**Action item**.
For the records that follow, give the number of lines in which the word "data" occurs, with nothing added.

# # #

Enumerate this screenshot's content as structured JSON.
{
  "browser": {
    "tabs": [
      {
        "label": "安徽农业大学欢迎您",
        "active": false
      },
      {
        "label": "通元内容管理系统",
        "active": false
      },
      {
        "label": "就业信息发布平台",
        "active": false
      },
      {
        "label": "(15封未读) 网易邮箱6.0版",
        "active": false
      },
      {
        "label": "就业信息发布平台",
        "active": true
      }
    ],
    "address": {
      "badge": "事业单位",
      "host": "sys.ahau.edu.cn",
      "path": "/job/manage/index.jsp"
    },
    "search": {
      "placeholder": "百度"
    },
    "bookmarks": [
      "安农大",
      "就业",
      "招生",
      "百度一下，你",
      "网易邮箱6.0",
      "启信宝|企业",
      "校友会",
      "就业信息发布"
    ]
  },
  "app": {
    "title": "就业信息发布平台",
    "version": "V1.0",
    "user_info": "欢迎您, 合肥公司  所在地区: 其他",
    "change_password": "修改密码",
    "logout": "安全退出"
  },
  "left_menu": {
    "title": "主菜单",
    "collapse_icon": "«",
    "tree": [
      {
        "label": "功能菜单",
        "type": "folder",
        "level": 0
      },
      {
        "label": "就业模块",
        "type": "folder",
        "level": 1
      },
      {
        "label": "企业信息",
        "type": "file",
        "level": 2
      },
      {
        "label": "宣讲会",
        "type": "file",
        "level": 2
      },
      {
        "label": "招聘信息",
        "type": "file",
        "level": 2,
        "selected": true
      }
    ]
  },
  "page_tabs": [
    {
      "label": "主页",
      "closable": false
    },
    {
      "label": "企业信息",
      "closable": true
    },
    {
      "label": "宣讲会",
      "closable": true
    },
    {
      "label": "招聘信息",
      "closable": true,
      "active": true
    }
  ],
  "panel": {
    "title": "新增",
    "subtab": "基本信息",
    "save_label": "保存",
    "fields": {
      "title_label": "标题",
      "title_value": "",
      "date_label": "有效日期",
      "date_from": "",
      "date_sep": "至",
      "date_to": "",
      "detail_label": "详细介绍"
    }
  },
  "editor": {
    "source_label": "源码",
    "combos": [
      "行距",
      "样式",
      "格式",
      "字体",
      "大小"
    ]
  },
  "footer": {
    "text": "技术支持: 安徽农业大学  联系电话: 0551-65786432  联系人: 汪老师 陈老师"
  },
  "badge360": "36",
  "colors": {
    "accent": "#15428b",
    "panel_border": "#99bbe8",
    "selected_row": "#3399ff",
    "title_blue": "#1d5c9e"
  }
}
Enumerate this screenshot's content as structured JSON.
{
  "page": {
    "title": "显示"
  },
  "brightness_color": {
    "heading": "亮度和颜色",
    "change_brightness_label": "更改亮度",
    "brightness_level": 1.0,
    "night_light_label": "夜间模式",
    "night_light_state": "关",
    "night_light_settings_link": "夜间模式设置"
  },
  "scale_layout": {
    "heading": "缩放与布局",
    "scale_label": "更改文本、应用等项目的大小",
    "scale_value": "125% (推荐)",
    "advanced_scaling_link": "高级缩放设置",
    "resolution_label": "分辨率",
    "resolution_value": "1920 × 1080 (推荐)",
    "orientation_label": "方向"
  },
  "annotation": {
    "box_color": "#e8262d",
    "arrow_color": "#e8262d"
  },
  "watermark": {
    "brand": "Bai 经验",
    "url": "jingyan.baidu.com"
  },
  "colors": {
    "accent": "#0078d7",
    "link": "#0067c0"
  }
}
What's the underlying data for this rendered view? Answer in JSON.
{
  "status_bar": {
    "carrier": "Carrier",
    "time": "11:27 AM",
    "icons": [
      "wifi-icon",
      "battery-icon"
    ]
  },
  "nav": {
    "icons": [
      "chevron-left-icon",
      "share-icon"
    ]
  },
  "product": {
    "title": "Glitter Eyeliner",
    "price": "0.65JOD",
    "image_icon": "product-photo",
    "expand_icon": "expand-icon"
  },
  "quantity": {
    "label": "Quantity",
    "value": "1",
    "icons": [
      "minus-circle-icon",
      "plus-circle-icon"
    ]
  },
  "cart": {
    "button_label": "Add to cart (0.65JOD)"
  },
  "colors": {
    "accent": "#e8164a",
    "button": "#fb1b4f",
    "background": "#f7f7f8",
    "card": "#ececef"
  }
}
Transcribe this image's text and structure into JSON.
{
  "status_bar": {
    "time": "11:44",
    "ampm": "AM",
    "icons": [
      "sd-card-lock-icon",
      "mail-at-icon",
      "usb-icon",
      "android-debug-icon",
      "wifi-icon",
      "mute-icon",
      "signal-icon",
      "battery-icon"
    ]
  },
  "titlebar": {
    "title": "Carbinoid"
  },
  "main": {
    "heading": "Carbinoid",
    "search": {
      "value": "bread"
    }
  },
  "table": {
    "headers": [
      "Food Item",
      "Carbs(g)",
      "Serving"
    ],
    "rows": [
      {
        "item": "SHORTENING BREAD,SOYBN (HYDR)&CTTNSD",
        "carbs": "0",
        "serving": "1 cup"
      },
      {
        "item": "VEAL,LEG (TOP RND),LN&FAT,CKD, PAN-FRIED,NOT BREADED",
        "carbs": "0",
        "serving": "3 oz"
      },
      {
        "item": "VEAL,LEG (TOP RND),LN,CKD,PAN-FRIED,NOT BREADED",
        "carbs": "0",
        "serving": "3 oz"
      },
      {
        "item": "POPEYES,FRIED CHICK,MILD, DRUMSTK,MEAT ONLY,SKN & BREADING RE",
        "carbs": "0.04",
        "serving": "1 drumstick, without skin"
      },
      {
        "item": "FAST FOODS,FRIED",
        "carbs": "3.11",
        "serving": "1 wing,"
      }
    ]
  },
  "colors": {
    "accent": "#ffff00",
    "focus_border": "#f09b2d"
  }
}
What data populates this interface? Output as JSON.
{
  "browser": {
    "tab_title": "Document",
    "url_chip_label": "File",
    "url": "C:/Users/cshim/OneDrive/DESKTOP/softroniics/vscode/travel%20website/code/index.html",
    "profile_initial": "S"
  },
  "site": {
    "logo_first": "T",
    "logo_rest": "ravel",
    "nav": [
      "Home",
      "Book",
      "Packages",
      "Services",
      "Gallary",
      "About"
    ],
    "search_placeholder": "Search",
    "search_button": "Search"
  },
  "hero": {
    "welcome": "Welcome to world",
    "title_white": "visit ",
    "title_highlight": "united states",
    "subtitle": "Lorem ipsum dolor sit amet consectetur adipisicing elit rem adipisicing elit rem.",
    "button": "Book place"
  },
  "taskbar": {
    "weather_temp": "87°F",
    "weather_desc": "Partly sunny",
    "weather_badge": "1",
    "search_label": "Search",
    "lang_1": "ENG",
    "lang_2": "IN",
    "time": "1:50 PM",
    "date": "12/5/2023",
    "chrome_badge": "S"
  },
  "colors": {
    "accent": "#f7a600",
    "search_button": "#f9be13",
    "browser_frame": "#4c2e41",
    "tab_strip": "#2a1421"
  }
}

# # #

**Reply**.
2